A shorter version of this article appeared this morning in my bi-monthly column, Fortune Cookie, in Mail Today. Here's the link to the column:
By Sourish Bhattacharyya
FACEBOOK discussions have now become my most important source of news and I'll tell you why. Just the other day, I initiated a chat, which snowballed into a debate, and I got to know that restaurants keep 50-60 per cent of the service charge they collect from you. This fact, and it has serious implications for the quality of service you get, was confirmed by two restaurant consultants who participated in the discussion, and I found it really cheap of restaurants not to disclose it.
|Restaurants keep 40-60 per cent of service|
charge collections, which are ostensibly for
the staff, to pay for breakages of expensive
glassware and even for such basic benefits as
night pick-ups and drops for employees
The discussion was triggered by a U.S. survey, which has reported that an overwhelming majority of guests at full-service restaurants no longer leave behind a 20 per cent tip / gratuity / service charge, a long-time industry norm. Only 23 per cent of the survey respondents said they fork out 20 per cent and above; 29 per cent stick to 10-19 per cent; 35 per cent pay less than 10 per cent; and a surprising 11 per cent admitted to parting with no money, which I find a little hard to believe in the light of the number of horror stories I have heard about waiters in America being plain nasty with customers in case they forget to pay!
Such reports are coming out almost daily in the U.S. because hospitality industry compensation issues have gathered importance following union actions last year for a 'living wage' across America's super-sized fast-food sector. In India, no one I know has studied the issue, which has serious implications on the quality of the service we get. To get the local picture right, I turned to Raminder Bakshi, my go-to person for information on the restaurant sector.
Bakshi said two models of service charge distribution are in place in restaurants. One is the 50:50 model, where the employer keeps 50 per cent for employee pick-ups and drops (which I thought was the statutory obligation of employers towards their women staff and employees working on the night shift) and breakages in the kitchen and front of the house (restaurants owners I spoke to insist they don't factor these in while determining menu prices). The other model is 40 per cent for the management (to be spent on "staff welfare"!), 40 per cent for the staff and 20 per cent for the safety net for breakages.
I called up another of my favourite sounding boards, Atul Kapur, Managing Director of WG Hospitality, which is the company that operates the Q'BA chain of restaurants. "Breakages are an issue in restaurants and by taking a part of the service charge collection, we not only ensure that the staff behaves responsibly, but also cover our costs," Kapur said, adding that the percentage that is held back varies from one establishment to the other. Kapur agreed this practice benefited the business more than the customers, but he was quick to point out that in the absence of it, restaurants would start cushioning themselves from breakages by passing on the burden to their guests.

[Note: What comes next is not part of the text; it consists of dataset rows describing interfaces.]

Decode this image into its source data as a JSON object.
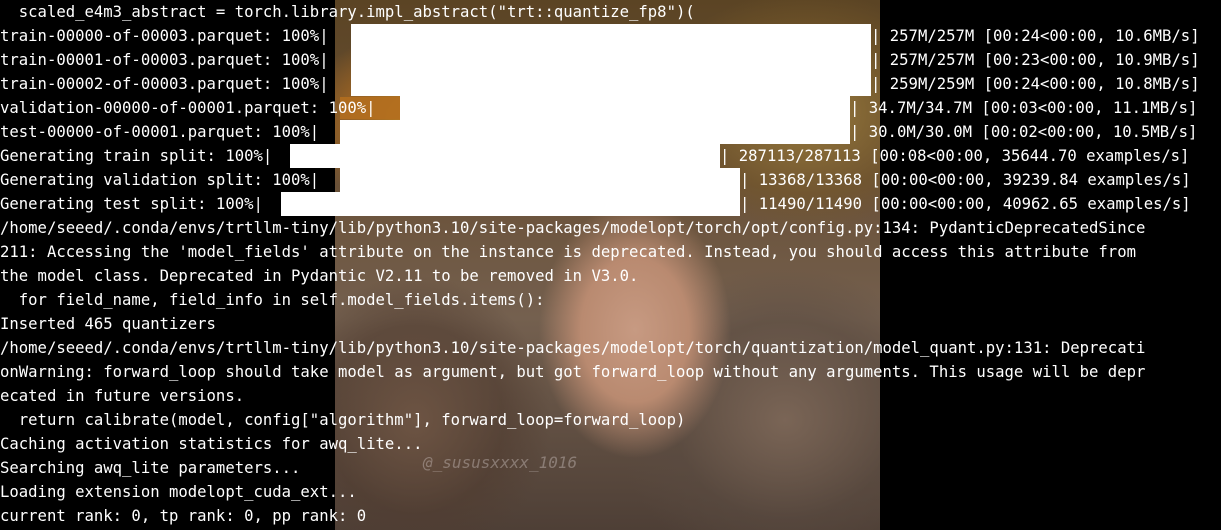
{
  "wallpaper": {
    "watermark": "@_sususxxxx_1016"
  },
  "terminal": {
    "lines": [
      "  scaled_e4m3_abstract = torch.library.impl_abstract(\"trt::quantize_fp8\")(",
      "train-00000-of-00003.parquet: 100%|",
      "| 257M/257M [00:24<00:00, 10.6MB/s]",
      "train-00001-of-00003.parquet: 100%|",
      "| 257M/257M [00:23<00:00, 10.9MB/s]",
      "train-00002-of-00003.parquet: 100%|",
      "| 259M/259M [00:24<00:00, 10.8MB/s]",
      "validation-00000-of-00001.parquet: 100%|",
      "| 34.7M/34.7M [00:03<00:00, 11.1MB/s]",
      "test-00000-of-00001.parquet: 100%|",
      "| 30.0M/30.0M [00:02<00:00, 10.5MB/s]",
      "Generating train split: 100%|",
      "| 287113/287113 [00:08<00:00, 35644.70 examples/s]",
      "Generating validation split: 100%|",
      "| 13368/13368 [00:00<00:00, 39239.84 examples/s]",
      "Generating test split: 100%|",
      "| 11490/11490 [00:00<00:00, 40962.65 examples/s]",
      "/home/seeed/.conda/envs/trtllm-tiny/lib/python3.10/site-packages/modelopt/torch/opt/config.py:134: PydanticDeprecatedSince",
      "211: Accessing the 'model_fields' attribute on the instance is deprecated. Instead, you should access this attribute from",
      "the model class. Deprecated in Pydantic V2.11 to be removed in V3.0.",
      "  for field_name, field_info in self.model_fields.items():",
      "Inserted 465 quantizers",
      "/home/seeed/.conda/envs/trtllm-tiny/lib/python3.10/site-packages/modelopt/torch/quantization/model_quant.py:131: Deprecati",
      "onWarning: forward_loop should take model as argument, but got forward_loop without any arguments. This usage will be depr",
      "ecated in future versions.",
      "  return calibrate(model, config[\"algorithm\"], forward_loop=forward_loop)",
      "Caching activation statistics for awq_lite...",
      "Searching awq_lite parameters...",
      "Loading extension modelopt_cuda_ext...",
      "current rank: 0, tp rank: 0, pp rank: 0"
    ],
    "progress": [
      {
        "label": "train-00000-of-00003.parquet",
        "percent": 100
      },
      {
        "label": "train-00001-of-00003.parquet",
        "percent": 100
      },
      {
        "label": "train-00002-of-00003.parquet",
        "percent": 100
      },
      {
        "label": "validation-00000-of-00001.parquet",
        "percent": 100
      },
      {
        "label": "test-00000-of-00001.parquet",
        "percent": 100
      },
      {
        "label": "Generating train split",
        "percent": 100
      },
      {
        "label": "Generating validation split",
        "percent": 100
      },
      {
        "label": "Generating test split",
        "percent": 100
      }
    ]
  }
}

In most restaurants, all employees, from the toilet attendant to the dishwasher and the maitre d', get a percentage of the pickings determined by the 'service points' they accumulate over the month. This doesn't help the customer because the points system essentially rewards waiters who 'upsell', or talk their guests into buying more expensive dishes or alcoholic beverages. It also doesn't help the restaurant managements because it leads to avoidable heartburn down the line, for no one is happy with what he or she gets at the end of the month. And then there's the eternal question: Shouldn't employers be investing in the happiness of their staff to get the best service out of them, rather than making them pay for their night pick-ups and drops?
Five-star hotels generally don't levy a service charge, though some do it for banquets. It was The Oberoi Group that first initiated this practice, despite union resistance, because, as the chain's corporate chef, Soumya Goswami, puts it, "When you come to a five-star hotel, you expect the best service. How can we charge you for it?"

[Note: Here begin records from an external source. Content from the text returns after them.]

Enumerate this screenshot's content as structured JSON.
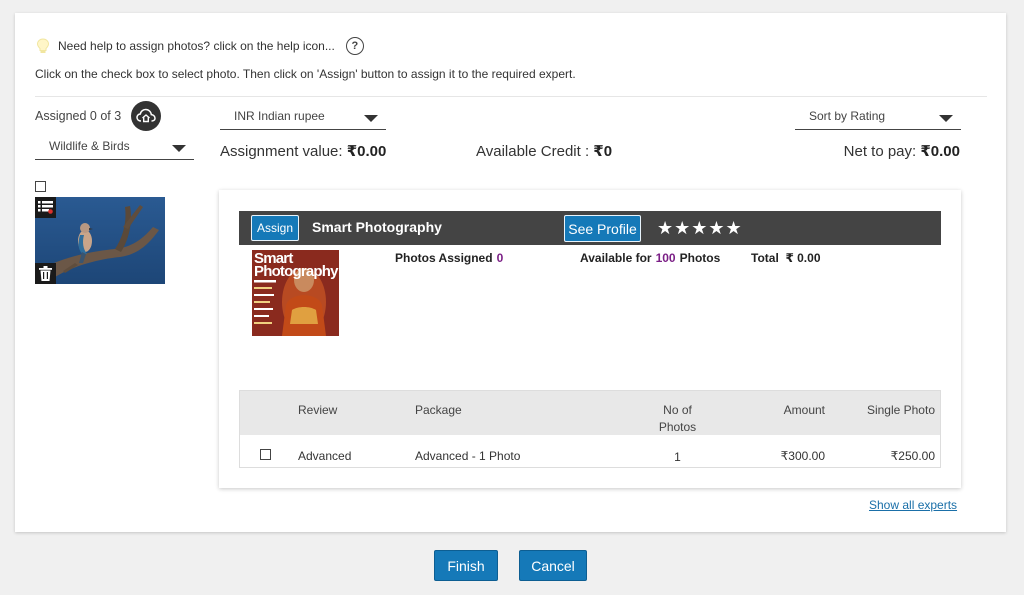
{
  "help": {
    "text": "Need help to assign photos? click on the help icon...",
    "icon": "question-icon",
    "icon_glyph": "?"
  },
  "instructions": "Click on the check box to select photo. Then click on 'Assign' button to assign it to the required expert.",
  "assigned": {
    "label": "Assigned 0 of 3",
    "icon": "cloud-home-icon"
  },
  "filters": {
    "category": "Wildlife & Birds",
    "currency": "INR Indian rupee",
    "sort": "Sort by Rating"
  },
  "summary": {
    "assignment_label": "Assignment value: ",
    "assignment_value": "₹0.00",
    "credit_label": "Available Credit : ",
    "credit_value": "₹0",
    "net_label": "Net to pay: ",
    "net_value": "₹0.00"
  },
  "expert": {
    "assign_label": "Assign",
    "name": "Smart Photography",
    "profile_label": "See Profile",
    "stars": "★★★★★",
    "rating": 5,
    "photos_assigned_label": "Photos Assigned",
    "photos_assigned_value": "0",
    "available_label": "Available for",
    "available_value": "100",
    "available_suffix": "Photos",
    "total_label": "Total",
    "total_value": "₹ 0.00",
    "magazine_title": "Smart Photography"
  },
  "table": {
    "headers": {
      "review": "Review",
      "package": "Package",
      "noof": "No of Photos",
      "amount": "Amount",
      "single": "Single Photo"
    },
    "rows": [
      {
        "review": "Advanced",
        "package": "Advanced - 1 Photo",
        "noof": "1",
        "amount": "₹300.00",
        "single": "₹250.00"
      }
    ]
  },
  "show_all": "Show all experts",
  "buttons": {
    "finish": "Finish",
    "cancel": "Cancel"
  },
  "colors": {
    "accent": "#1579b8",
    "bar": "#444444",
    "highlight": "#7b1f86"
  }
}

Restaurant chains backed by major PE funds have taken the middle path of paying each employee a fixed service charge, irrespective of the monthly collection, which the management then keeps entirely for itself. That may save them the hassle of dealing with employee heartburn, but customers have to keep coughing up the 10 per cent service charge. My pitch is that we go back to the days when tipping was discretionary. Only then will restaurants fulfil their statutory obligations, and their staff will go the extra mile to ensure a memorable experience each time we go for one. There's nothing like the prospect of a good tip to motivate restaurant staff to make the customer really feel like a king.